§ WORK TO BE COMPLETED: Please return each entry exactly as it appears, but not the pictures.

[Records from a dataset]
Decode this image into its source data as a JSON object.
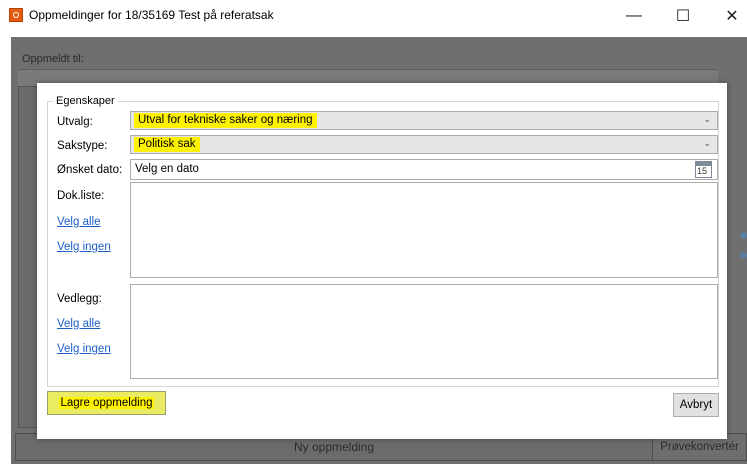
{
  "window": {
    "title": "Oppmeldinger for 18/35169 Test på referatsak",
    "minimize_glyph": "—",
    "maximize_glyph": "☐",
    "close_glyph": "✕",
    "icon": "app-o-icon"
  },
  "background": {
    "label": "Oppmeldt til:",
    "new_button": "Ny oppmelding",
    "convert_button": "Prøvekonvertér"
  },
  "dialog": {
    "group_title": "Egenskaper",
    "fields": {
      "utvalg_label": "Utvalg:",
      "utvalg_value": "Utval for tekniske saker og næring",
      "sakstype_label": "Sakstype:",
      "sakstype_value": "Politisk sak",
      "dato_label": "Ønsket dato:",
      "dato_placeholder": "Velg en dato",
      "calendar_day": "15"
    },
    "dokliste": {
      "label": "Dok.liste:",
      "select_all": "Velg alle",
      "select_none": "Velg ingen"
    },
    "vedlegg": {
      "label": "Vedlegg:",
      "select_all": "Velg alle",
      "select_none": "Velg ingen"
    },
    "save_button": "Lagre oppmelding",
    "cancel_button": "Avbryt"
  },
  "colors": {
    "highlight": "#fff200",
    "link": "#1c5fc7",
    "overlay": "#6f6f6f"
  }
}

§ SOLUTION:
Decode this image into its source data as a JSON object.
{
  "window": {
    "title": "Oppmeldinger for 18/35169 Test på referatsak",
    "minimize_glyph": "—",
    "maximize_glyph": "☐",
    "close_glyph": "✕",
    "icon": "app-o-icon"
  },
  "background": {
    "label": "Oppmeldt til:",
    "new_button": "Ny oppmelding",
    "convert_button": "Prøvekonvertér"
  },
  "dialog": {
    "group_title": "Egenskaper",
    "fields": {
      "utvalg_label": "Utvalg:",
      "utvalg_value": "Utval for tekniske saker og næring",
      "sakstype_label": "Sakstype:",
      "sakstype_value": "Politisk sak",
      "dato_label": "Ønsket dato:",
      "dato_placeholder": "Velg en dato",
      "calendar_day": "15"
    },
    "dokliste": {
      "label": "Dok.liste:",
      "select_all": "Velg alle",
      "select_none": "Velg ingen"
    },
    "vedlegg": {
      "label": "Vedlegg:",
      "select_all": "Velg alle",
      "select_none": "Velg ingen"
    },
    "save_button": "Lagre oppmelding",
    "cancel_button": "Avbryt"
  },
  "colors": {
    "highlight": "#fff200",
    "link": "#1c5fc7",
    "overlay": "#6f6f6f"
  }
}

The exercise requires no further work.